::: Supplied data :::
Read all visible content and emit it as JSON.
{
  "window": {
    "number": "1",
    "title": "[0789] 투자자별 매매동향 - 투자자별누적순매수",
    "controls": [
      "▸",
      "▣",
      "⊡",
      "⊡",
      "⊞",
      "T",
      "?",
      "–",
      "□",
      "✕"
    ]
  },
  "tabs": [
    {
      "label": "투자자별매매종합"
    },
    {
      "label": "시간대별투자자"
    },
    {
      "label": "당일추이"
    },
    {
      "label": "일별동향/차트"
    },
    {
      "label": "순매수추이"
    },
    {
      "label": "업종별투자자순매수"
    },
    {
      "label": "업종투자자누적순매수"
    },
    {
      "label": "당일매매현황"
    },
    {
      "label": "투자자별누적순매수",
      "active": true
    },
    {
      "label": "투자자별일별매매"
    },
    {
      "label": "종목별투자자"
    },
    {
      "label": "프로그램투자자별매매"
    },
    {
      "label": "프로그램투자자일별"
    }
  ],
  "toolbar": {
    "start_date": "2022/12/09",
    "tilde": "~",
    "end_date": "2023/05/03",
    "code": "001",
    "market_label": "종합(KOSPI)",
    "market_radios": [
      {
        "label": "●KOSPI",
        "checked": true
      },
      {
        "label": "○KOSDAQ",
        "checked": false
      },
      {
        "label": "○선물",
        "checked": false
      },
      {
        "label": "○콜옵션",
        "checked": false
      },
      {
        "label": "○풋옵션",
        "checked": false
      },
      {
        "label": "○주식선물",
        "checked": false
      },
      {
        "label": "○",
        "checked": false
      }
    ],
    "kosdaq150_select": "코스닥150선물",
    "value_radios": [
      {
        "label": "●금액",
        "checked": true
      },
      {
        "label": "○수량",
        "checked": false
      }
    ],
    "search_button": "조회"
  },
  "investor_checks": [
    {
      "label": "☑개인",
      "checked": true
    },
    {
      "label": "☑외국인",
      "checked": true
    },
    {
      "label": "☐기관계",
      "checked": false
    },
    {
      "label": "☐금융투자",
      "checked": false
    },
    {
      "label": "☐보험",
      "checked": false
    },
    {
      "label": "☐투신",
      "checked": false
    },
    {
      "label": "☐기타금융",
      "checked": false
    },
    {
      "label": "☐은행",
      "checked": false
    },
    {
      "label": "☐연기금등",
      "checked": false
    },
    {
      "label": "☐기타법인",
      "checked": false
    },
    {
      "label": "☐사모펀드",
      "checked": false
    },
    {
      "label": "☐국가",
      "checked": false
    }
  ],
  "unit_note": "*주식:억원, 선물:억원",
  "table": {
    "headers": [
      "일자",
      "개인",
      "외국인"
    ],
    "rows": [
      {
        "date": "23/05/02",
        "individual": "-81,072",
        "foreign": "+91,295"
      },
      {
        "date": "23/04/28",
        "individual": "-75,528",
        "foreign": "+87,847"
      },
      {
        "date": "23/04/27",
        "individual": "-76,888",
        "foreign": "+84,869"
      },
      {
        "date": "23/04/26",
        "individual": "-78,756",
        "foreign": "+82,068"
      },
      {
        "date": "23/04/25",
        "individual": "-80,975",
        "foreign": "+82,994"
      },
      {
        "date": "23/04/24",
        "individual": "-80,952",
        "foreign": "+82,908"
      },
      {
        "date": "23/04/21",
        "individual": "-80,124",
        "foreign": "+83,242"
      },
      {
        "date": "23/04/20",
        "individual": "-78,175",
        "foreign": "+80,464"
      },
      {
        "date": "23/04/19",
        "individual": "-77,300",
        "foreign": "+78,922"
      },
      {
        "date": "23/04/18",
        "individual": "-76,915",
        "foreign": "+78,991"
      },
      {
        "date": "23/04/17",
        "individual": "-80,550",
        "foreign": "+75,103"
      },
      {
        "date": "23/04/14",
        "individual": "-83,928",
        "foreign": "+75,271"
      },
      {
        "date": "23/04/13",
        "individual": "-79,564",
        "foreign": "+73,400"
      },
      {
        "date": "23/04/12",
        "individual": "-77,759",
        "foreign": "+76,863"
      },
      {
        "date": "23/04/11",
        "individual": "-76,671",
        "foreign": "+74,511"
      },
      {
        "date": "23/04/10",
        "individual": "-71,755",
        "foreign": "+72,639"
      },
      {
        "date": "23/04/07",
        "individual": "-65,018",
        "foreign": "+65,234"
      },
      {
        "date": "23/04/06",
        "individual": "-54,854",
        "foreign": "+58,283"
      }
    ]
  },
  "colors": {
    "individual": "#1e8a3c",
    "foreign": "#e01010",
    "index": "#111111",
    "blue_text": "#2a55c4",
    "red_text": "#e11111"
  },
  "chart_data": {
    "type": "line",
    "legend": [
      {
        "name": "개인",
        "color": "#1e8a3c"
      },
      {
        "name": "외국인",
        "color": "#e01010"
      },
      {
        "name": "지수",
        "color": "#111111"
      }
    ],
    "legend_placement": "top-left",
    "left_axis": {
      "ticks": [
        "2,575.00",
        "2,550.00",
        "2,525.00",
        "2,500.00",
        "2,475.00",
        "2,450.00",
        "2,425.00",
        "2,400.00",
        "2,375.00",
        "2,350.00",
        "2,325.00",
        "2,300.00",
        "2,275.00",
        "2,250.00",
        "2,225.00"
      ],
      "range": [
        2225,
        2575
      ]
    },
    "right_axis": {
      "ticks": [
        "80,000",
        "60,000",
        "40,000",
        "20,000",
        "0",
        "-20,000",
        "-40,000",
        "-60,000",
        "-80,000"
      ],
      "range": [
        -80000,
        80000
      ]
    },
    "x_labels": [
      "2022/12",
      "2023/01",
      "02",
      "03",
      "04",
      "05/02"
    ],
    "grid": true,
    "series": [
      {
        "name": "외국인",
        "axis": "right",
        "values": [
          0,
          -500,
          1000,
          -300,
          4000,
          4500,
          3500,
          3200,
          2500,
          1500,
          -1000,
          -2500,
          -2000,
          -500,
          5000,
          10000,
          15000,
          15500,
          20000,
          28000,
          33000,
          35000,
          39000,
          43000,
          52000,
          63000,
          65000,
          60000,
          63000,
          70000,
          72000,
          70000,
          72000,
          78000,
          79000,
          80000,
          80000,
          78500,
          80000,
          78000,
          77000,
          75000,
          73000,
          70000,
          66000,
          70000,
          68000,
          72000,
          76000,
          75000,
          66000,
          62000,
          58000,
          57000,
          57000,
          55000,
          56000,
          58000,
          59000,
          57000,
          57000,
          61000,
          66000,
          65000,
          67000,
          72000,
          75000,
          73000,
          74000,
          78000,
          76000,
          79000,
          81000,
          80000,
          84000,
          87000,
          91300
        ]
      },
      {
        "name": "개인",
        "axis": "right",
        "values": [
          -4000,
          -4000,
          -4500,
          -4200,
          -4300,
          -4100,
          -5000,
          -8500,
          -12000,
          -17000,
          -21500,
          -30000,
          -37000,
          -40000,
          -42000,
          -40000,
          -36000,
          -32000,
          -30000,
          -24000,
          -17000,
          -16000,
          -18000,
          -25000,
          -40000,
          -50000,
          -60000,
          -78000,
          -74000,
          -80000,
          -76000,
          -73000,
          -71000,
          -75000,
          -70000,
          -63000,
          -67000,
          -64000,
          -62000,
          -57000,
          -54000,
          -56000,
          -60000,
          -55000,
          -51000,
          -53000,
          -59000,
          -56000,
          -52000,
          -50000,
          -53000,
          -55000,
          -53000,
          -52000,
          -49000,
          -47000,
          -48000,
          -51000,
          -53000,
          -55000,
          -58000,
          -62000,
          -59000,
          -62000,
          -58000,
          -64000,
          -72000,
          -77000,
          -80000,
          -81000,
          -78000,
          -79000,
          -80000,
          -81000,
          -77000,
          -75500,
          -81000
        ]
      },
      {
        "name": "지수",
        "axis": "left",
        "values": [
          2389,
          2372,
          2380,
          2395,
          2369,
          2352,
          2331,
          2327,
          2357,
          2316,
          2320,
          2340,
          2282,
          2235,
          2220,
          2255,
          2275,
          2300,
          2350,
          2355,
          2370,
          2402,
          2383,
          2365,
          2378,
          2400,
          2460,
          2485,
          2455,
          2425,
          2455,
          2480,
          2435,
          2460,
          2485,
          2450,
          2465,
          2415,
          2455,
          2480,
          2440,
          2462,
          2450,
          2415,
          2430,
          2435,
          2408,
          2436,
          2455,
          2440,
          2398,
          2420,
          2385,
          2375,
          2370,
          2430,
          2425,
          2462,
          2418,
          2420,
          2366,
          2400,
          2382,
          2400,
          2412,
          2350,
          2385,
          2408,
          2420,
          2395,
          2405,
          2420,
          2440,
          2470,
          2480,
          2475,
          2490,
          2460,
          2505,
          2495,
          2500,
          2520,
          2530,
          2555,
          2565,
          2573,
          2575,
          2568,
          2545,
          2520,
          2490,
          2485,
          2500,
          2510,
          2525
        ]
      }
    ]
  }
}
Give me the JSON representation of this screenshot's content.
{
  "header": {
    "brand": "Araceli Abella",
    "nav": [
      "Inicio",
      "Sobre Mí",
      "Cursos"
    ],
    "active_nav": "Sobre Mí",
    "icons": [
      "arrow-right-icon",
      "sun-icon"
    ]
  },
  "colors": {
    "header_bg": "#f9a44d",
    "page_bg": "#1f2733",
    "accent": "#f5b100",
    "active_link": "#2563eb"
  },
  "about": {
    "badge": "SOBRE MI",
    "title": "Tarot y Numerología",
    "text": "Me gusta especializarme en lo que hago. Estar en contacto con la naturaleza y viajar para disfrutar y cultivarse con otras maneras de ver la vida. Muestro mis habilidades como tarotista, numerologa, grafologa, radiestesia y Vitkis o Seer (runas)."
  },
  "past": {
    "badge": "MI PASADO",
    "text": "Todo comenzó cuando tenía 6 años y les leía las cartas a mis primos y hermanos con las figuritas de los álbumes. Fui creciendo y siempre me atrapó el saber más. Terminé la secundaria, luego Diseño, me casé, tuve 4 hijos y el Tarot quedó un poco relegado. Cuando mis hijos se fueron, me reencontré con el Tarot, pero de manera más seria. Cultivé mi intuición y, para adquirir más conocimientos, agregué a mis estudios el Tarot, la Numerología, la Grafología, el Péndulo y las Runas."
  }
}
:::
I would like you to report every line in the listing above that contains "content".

■ **Written reply**
Read all visible content and emit it as JSON.
Give me the JSON representation of this screenshot's content.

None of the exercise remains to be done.